Element data from apps and pages
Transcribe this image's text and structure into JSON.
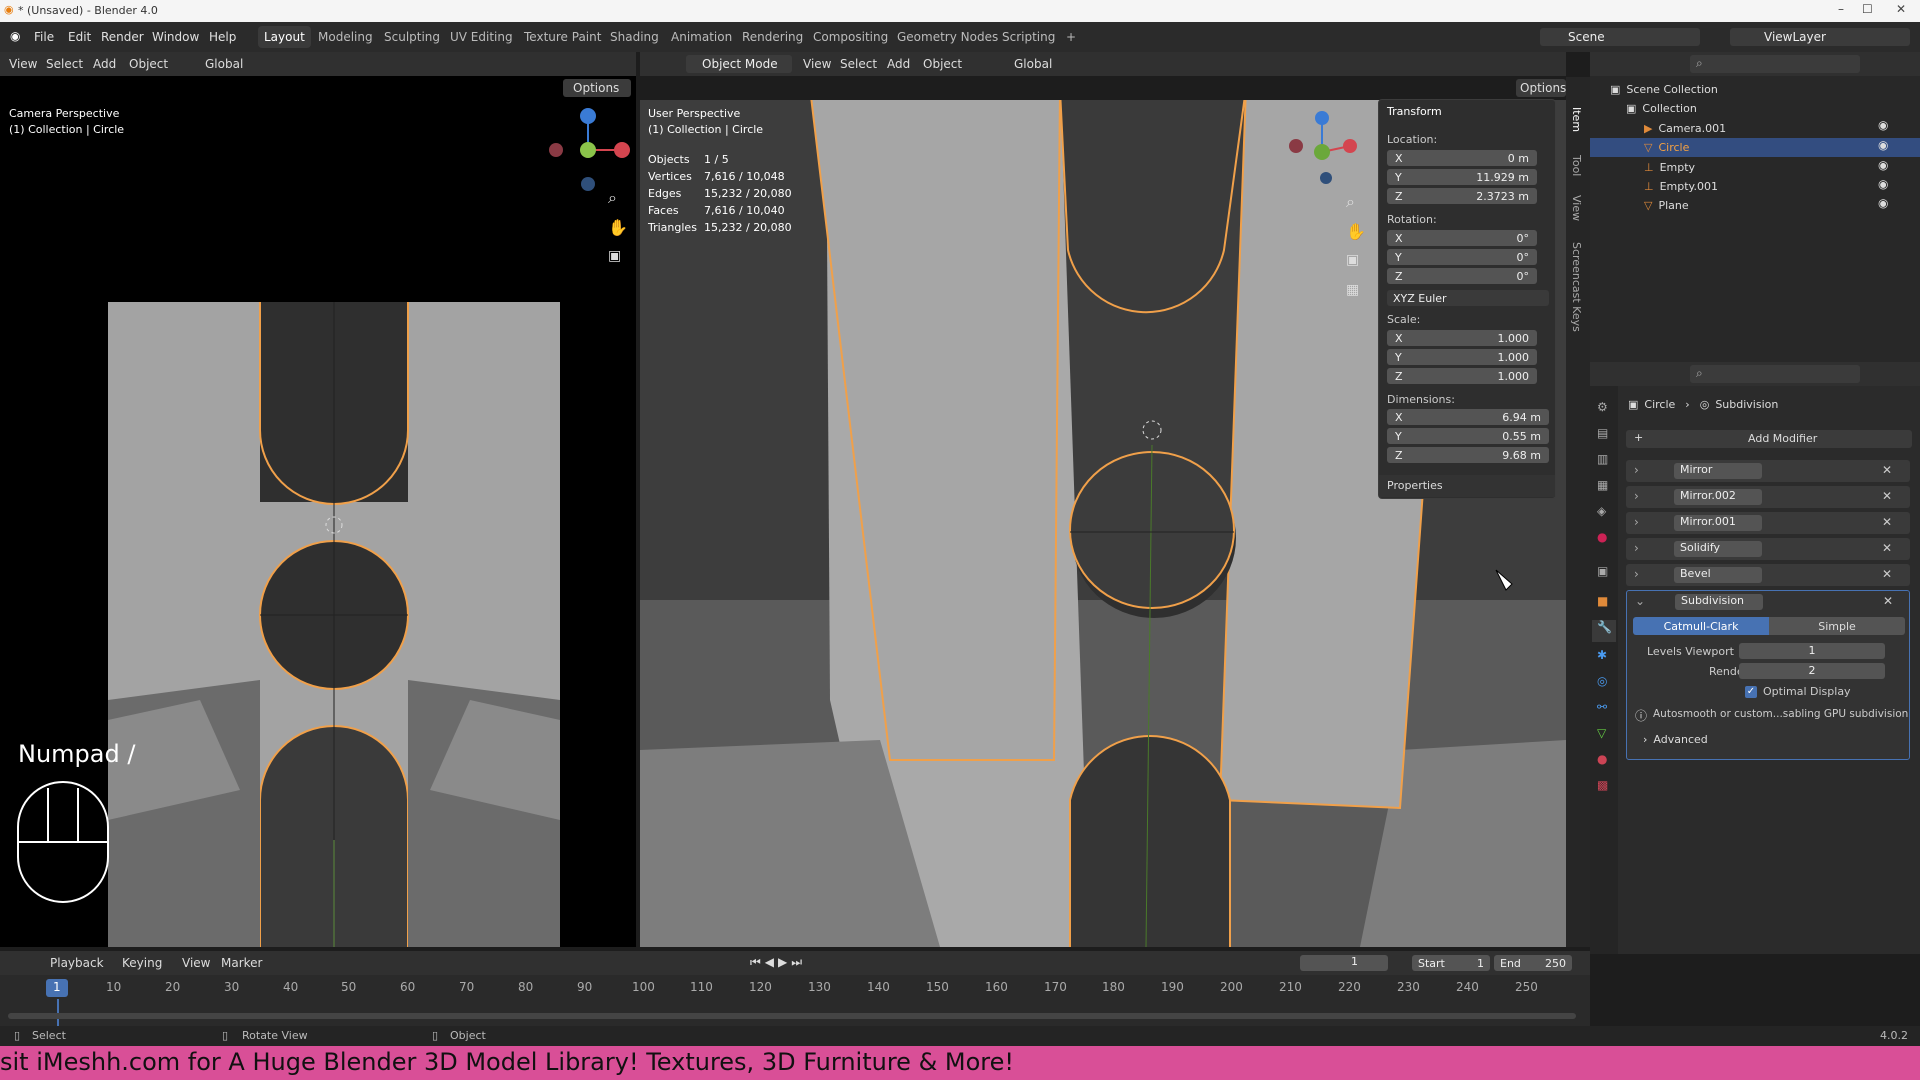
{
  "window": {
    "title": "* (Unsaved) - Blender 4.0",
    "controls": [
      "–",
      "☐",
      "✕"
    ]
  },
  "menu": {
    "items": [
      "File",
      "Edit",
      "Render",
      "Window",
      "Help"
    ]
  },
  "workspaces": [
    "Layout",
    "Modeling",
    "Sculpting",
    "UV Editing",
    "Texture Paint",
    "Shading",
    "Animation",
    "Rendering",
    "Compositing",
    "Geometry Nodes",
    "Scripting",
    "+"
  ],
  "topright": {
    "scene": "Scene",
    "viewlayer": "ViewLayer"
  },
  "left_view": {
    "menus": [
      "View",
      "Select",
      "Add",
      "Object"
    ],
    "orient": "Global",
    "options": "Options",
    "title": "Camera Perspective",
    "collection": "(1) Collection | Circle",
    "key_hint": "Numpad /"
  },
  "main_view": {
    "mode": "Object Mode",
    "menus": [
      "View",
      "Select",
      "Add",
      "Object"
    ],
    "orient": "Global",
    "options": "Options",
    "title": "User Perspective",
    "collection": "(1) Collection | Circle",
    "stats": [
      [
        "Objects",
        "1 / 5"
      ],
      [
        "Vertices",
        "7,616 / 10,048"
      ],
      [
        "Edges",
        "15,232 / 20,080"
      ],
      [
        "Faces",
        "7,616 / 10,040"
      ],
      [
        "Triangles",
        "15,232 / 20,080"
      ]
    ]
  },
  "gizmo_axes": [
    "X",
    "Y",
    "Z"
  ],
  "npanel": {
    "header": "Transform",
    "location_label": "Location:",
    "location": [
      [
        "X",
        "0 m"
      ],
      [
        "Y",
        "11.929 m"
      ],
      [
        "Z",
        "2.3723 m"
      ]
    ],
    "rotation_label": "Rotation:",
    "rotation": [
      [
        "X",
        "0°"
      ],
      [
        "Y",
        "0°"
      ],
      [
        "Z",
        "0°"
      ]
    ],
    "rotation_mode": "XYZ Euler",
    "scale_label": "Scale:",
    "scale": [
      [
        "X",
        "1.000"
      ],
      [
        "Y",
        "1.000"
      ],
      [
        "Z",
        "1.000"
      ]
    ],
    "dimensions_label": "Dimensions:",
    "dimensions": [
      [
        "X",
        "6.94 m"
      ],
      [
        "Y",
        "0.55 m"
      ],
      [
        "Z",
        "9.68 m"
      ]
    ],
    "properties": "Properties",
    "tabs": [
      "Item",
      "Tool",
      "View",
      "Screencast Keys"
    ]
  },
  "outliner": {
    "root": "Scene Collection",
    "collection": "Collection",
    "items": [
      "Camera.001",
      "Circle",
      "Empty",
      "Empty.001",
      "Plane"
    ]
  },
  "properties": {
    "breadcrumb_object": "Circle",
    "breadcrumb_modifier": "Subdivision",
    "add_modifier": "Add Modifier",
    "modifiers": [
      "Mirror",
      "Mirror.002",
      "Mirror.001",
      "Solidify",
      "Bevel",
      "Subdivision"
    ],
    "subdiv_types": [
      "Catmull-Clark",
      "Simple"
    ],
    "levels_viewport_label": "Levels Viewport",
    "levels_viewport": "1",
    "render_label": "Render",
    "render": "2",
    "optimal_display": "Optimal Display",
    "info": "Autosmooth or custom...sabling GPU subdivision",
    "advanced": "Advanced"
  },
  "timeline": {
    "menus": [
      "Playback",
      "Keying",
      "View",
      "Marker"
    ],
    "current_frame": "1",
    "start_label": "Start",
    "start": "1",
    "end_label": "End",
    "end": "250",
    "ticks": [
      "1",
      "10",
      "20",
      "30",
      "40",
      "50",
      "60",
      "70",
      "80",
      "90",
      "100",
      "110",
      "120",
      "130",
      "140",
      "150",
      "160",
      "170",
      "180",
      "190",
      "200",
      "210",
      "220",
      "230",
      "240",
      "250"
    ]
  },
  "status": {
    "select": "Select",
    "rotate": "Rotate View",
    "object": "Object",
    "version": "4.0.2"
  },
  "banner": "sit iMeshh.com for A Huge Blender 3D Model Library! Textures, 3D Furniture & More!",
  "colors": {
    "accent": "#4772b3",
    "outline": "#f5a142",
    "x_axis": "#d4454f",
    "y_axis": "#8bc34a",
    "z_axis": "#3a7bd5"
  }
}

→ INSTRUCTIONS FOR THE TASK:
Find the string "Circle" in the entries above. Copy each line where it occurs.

→ RESULT FOR THIS TASK:
    "collection": "(1) Collection | Circle",
    "collection": "(1) Collection | Circle",
      "Circle",
    "breadcrumb_object": "Circle",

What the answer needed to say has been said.